■ Directions for this task
Every entry should be repeated exactly as written.

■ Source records
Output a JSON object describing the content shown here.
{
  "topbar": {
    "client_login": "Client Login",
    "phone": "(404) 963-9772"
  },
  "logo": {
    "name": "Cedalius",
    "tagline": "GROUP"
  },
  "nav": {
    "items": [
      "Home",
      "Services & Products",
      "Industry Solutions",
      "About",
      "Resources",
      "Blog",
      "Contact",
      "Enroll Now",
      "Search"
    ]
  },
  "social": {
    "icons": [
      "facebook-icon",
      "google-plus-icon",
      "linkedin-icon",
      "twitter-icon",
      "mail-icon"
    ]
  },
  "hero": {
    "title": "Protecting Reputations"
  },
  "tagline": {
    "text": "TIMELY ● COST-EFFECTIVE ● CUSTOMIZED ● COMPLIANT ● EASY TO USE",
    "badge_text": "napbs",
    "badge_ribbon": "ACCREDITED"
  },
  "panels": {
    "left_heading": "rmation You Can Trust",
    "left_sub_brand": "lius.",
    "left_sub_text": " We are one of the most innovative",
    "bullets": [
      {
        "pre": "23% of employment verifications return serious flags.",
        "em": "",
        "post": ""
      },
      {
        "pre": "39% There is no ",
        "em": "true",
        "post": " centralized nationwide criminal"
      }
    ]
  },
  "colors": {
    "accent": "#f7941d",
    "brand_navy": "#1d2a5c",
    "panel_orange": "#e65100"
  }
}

■ Problem solution
Output a JSON object describing the content shown here.
{
  "topbar": {
    "client_login": "Client Login",
    "phone": "(404) 963-9772"
  },
  "logo": {
    "name": "Cedalius",
    "tagline": "GROUP"
  },
  "nav": {
    "items": [
      "Home",
      "Services & Products",
      "Industry Solutions",
      "About",
      "Resources",
      "Blog",
      "Contact",
      "Enroll Now",
      "Search"
    ]
  },
  "social": {
    "icons": [
      "facebook-icon",
      "google-plus-icon",
      "linkedin-icon",
      "twitter-icon",
      "mail-icon"
    ]
  },
  "hero": {
    "title": "Protecting Reputations"
  },
  "tagline": {
    "text": "TIMELY ● COST-EFFECTIVE ● CUSTOMIZED ● COMPLIANT ● EASY TO USE",
    "badge_text": "napbs",
    "badge_ribbon": "ACCREDITED"
  },
  "panels": {
    "left_heading": "rmation You Can Trust",
    "left_sub_brand": "lius.",
    "left_sub_text": " We are one of the most innovative",
    "bullets": [
      {
        "pre": "23% of employment verifications return serious flags.",
        "em": "",
        "post": ""
      },
      {
        "pre": "39% There is no ",
        "em": "true",
        "post": " centralized nationwide criminal"
      }
    ]
  },
  "colors": {
    "accent": "#f7941d",
    "brand_navy": "#1d2a5c",
    "panel_orange": "#e65100"
  }
}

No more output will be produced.